Another interesting thing you can learn from Oakwood Cemetery is the origin of the names of certain streets, buildings, parks, and landmarks. For example, you can visit gravestones with names like Bergstrom, Pease, Littlefield, Bouldin, Waller, Brackenridge, Lamme, Zilker, and many others.
Being the oldest cemetery in Austin, Oakwood also contains the graves of numerous historical figures prominent in our area. Alamo survivor Susanna Dickinson, Attorney General of Texas William Walton, Texas Supreme Court justice Charles West, and Annie Blanton, the first woman elected to statewide office in Texas, are all buried at Oakwood. Former Governors of Texas resting permanently at Oakwood Cemetery include Oscar Colquitt, Andrew Hamilton, James Hogg, Elisha Pease, and Oran Roberts.
What can you see at Oakwood Cemetery?
Aside from reading the names, a visit to Oakwood Cemetery provides a look at the changing styles of gravestones and markers throughout the years. The influence of Greek and Roman architecture can be found throughout the grounds. Varying materials, from shell to stones, can be viewed. Large above ground masoleums and tiny stones nearly lost to the elements are present.

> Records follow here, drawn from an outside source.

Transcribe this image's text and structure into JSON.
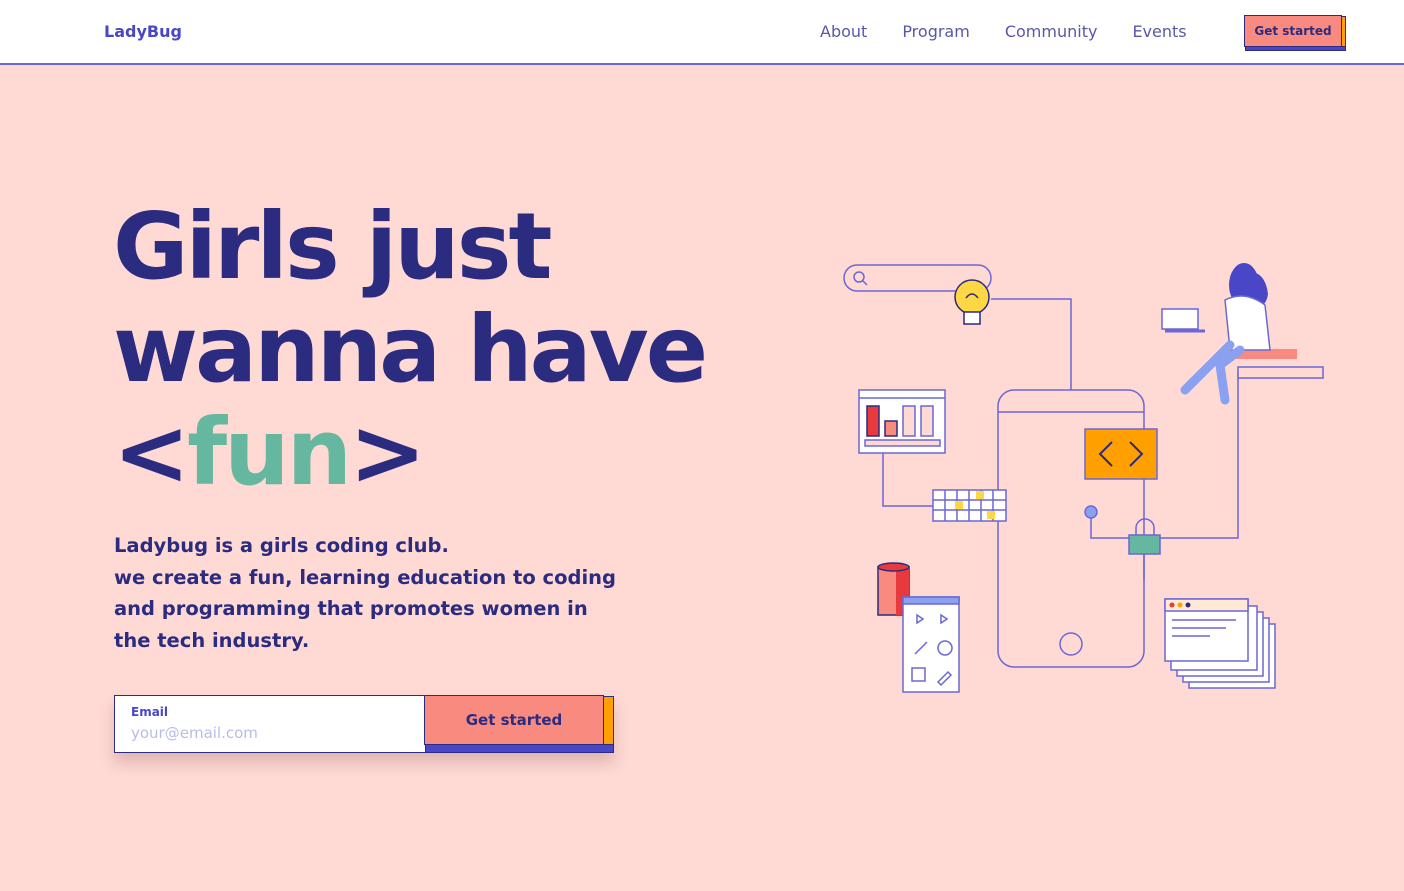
{
  "header": {
    "logo": "LadyBug",
    "nav": [
      {
        "label": "About"
      },
      {
        "label": "Program"
      },
      {
        "label": "Community"
      },
      {
        "label": "Events"
      }
    ],
    "cta_label": "Get started"
  },
  "hero": {
    "title_line1": "Girls just",
    "title_line2": "wanna have",
    "title_open": "<",
    "title_highlight": "fun",
    "title_close": ">",
    "desc_line1": "Ladybug is a girls coding club.",
    "desc_line2": "we create a fun, learning education to coding",
    "desc_line3": "and programming that promotes women in",
    "desc_line4": "the tech industry."
  },
  "form": {
    "email_label": "Email",
    "email_placeholder": "your@email.com",
    "email_value": "",
    "submit_label": "Get started"
  },
  "colors": {
    "background": "#ffd9d4",
    "primary": "#2b2b80",
    "accent": "#4a46c8",
    "highlight": "#65b89f",
    "button": "#f98a80",
    "orange": "#ffa000"
  }
}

Wrought Iron fencing with elaborate designs appear throughout the grounds. At one point, vandals and thieves stole away with huge sections of fencing, so most of the remaining pieces are now chained. The Beth Israel I area is completely surrounded by fencing, further illustrating the segregation that was common at the time.
The chapel has undergone numerous upgrades and restoration efforts. The building was built in the Gothic Revival style, including an adorned tower and arched windows.
Who would enjoy visiting Oakwood Cemetery?
Artists, especially Plein Air painters, will find a treasure trove of subject matter to capture on paper or canvas at the cemetery. Old growth trees, elaborate gravestones, various plants and flowers create opportunities for artists to practice their skills. Photographers will find an endless supply of subjects to shoot, from large landscape images to macro photos showing the close-up detail of the gravestones.
History buffs will marvel at the sheer number of recognizable names. Taking along reference material about Austin and Texas history will lead to discovery after discovery of names familiar and famous. Cultural anthropologists and social scientists will find the layout of the cemetery to be most telling of the general climate of society in the late 1800s and early 1900s in Austin. The clustering of names and families tell stories that span decades.
The cemetery has small roads and paths throughout, providing a quiet setting for an early morning walk or late afternoon stroll. Getting some outdoor exercise while taking a glimpse at our early history provides a more interesting setting than simply walking along the street. Due to the fragile nature of many of the grave markers, it is asked that visitors trod carefully throughout the grounds and take care to preserve the stones that remain.
For more information